SCARS: If I hadn’t read it, I wouldn’t have thought the whole production was shot in 18 days. I really enjoyed the look of the film from Justin Thomas Ostensen and Norm Li. What do you think contributed to you guys getting the film done as quickly as you did but still getting the right type of look?
OLYNYK: Our cinematographer, Norm Li has a fantastic eye and is a very talented cinematographer. Justin, our director, is also a talented Director of Photography and the two of them worked with our Production Designer, Michael David Carr, to develop a very specific look for the film. It was a very difficult shoot as we only had 18 days in total, and only 12 with Eddie Furlong. The days were horribly long and challenging. It was an extremely ambitious shoot, but we were fortunate to have a great crew and team of hard working volunteers who completely dedicated themselves to the challenge.
SCARS: What can you tell us about your and Bob’s next project, “I-15”?
OLYNYK: We changed the name recently because as much as we like “I-15,” it doesn’t translate into other cultures or countries where they don’t know the word “Interstate.” “Breakdown Lane” is a zombie thriller about a woman whose SUV breaks down in the desert during the zombie apocalypse. She has to push the car through the broiling hot sun during the day, and hide out in it at night when the zombies come. Her only connection to the outside world is through the On-Star type of device in her car. The script is brilliant, and definitely a fresh story for the fans.
Because my producing partner and I run a screenwriting conference we have access to a lot of great writers and materials. Like us, they are just trying to get their scripts made and to find audiences with their work. We have been working with many of these writers to develop a slate of projects, and we are able to raise financing for films with budgets around $1M.
My producing partner and I are trying to bring something new to the genre, and so far, the fans seem to be responding.
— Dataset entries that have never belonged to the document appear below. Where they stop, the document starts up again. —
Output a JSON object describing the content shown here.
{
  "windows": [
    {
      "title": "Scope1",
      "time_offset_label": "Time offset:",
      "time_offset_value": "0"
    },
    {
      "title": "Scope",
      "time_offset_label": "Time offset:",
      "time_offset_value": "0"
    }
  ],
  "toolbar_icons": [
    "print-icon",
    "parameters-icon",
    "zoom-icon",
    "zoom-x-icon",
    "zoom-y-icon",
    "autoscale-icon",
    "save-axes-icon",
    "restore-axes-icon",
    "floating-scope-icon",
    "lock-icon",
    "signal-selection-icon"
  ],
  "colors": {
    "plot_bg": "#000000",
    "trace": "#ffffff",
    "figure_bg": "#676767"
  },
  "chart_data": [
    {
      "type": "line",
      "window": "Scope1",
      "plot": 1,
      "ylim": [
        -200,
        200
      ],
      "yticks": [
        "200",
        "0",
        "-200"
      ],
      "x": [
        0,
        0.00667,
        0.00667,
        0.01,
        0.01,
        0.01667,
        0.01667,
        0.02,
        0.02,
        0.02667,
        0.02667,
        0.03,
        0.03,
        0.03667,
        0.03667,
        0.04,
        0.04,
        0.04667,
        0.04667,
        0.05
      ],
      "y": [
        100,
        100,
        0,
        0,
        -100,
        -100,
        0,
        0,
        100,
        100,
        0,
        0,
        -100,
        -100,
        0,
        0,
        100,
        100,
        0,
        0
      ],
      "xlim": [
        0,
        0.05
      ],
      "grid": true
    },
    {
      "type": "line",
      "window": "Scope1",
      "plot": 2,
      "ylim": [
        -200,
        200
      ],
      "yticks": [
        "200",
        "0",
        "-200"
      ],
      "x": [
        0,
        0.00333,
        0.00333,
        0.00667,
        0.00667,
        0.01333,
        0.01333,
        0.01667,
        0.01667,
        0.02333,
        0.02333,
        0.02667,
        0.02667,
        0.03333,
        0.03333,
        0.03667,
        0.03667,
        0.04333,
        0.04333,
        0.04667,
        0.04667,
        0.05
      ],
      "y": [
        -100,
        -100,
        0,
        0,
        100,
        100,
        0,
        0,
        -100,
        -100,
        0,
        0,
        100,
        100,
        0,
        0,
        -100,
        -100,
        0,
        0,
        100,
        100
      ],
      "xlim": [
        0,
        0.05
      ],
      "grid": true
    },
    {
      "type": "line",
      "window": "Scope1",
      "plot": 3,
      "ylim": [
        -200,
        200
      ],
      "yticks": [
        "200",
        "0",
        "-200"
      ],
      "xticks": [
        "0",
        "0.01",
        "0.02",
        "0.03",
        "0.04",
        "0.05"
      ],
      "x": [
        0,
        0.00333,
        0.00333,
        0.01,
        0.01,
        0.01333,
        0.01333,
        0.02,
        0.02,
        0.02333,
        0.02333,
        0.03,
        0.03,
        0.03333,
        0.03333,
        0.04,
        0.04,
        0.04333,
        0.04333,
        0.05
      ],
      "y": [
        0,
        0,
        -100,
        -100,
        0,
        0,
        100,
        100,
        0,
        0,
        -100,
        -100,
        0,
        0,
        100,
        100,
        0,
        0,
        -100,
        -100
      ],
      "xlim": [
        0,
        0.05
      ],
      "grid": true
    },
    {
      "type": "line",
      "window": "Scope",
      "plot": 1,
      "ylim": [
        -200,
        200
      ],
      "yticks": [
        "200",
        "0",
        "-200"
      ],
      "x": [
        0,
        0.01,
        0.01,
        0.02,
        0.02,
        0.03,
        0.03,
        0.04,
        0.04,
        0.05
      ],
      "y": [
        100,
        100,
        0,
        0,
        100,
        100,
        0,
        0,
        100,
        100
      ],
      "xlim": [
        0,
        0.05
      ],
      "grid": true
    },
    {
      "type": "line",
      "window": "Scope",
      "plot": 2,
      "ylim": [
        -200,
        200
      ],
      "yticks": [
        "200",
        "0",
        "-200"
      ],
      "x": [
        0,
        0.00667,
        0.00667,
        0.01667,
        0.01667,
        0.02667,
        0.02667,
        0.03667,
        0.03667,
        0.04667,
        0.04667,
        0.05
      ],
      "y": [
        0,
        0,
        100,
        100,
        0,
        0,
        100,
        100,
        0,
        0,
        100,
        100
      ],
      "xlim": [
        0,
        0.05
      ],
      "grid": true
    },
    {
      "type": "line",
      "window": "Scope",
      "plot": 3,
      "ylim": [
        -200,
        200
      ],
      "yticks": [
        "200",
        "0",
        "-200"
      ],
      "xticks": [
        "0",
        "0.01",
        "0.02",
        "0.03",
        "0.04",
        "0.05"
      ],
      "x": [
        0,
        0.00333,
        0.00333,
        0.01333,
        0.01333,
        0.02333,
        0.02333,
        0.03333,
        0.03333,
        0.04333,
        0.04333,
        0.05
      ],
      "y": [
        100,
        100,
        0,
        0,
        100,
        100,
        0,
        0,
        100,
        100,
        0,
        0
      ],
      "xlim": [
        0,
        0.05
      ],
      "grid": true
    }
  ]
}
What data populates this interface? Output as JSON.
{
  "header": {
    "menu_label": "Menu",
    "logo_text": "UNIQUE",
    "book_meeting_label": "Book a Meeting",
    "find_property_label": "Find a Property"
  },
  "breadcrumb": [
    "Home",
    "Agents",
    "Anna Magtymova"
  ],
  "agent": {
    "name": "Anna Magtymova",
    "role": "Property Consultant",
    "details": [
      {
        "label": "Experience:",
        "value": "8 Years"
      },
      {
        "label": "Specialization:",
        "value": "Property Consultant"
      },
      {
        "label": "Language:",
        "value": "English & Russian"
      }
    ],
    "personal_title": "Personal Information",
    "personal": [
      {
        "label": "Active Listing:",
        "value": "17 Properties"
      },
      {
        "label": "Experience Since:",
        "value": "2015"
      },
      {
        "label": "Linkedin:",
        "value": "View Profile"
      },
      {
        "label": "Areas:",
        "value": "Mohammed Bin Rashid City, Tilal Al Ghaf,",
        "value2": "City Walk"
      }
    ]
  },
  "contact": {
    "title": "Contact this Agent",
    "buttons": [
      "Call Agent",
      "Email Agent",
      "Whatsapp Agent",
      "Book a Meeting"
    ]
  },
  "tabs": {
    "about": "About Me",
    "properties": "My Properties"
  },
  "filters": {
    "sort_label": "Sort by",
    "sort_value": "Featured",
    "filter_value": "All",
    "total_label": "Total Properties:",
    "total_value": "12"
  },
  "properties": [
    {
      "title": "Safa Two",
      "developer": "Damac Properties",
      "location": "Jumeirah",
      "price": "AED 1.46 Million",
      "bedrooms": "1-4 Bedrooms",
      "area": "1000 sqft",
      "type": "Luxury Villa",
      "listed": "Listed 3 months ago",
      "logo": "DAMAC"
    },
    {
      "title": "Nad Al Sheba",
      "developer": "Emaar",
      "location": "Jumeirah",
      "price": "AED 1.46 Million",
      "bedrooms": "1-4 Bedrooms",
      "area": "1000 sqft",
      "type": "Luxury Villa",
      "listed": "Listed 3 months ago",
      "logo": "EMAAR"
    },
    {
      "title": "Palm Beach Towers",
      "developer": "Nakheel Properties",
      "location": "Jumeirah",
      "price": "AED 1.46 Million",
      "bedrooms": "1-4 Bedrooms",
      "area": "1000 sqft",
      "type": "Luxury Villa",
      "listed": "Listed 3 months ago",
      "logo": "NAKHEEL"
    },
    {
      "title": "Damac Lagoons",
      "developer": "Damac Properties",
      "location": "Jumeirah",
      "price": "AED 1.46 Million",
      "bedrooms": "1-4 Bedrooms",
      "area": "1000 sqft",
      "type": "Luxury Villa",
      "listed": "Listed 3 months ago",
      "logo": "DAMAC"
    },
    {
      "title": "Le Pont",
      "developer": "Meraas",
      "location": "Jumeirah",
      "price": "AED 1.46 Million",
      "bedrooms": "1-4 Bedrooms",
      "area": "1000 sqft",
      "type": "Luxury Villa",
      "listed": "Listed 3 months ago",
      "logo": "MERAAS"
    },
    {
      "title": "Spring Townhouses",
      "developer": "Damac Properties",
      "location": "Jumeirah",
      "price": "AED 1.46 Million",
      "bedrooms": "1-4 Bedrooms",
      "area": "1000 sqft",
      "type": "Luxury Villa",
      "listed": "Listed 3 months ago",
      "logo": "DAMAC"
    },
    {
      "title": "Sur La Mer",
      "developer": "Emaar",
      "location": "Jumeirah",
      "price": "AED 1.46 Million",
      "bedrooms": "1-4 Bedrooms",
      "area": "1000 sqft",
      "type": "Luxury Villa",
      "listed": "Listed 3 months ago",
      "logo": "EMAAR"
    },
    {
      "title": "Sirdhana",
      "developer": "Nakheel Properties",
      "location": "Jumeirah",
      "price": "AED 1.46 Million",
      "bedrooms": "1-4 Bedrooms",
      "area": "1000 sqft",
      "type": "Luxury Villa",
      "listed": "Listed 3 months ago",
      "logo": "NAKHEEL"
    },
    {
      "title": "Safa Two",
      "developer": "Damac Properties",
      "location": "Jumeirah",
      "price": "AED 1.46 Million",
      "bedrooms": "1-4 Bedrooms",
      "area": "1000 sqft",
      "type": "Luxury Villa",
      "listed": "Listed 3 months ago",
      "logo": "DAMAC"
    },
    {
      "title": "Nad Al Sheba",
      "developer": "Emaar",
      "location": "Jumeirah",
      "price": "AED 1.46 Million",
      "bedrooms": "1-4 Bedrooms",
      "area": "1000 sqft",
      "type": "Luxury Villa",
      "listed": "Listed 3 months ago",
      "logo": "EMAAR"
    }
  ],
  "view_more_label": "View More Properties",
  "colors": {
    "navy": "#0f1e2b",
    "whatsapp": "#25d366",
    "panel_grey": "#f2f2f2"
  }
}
We are writers AND filmmakers. We produce “Man In A Box” thrillers and horrors that can be produced for around $1M, that can be sold internationally, and that focus on telling great stories. We cast films using recognizable talent, and that can be filmed with a minimal number of characters and locations so that they can be produced on a low budget. To us, it’s not about the buckets of blood. It’s about telling original stories that we haven’t seen before, and great writing.
If any of your readers would like to pitch us (and I hope they will), they can send a query to us at firstname.lastname@example.org. They can also check out a trailer for the film at www.belowzeromovie.com, and our screenwriting conference at www.pitchfest.com. The conference is completely free and anyone can go. It is held annually in Los Angeles each year, with approximately 2,000 writers and filmmakers attending. We also host a pitchfest the next day where writers can pitch to industry executives. Tickets and details for that are also at www.pitchfest.com.
Thanks Signe — for more information on “Below Zero” visit www.belowzeromovie.com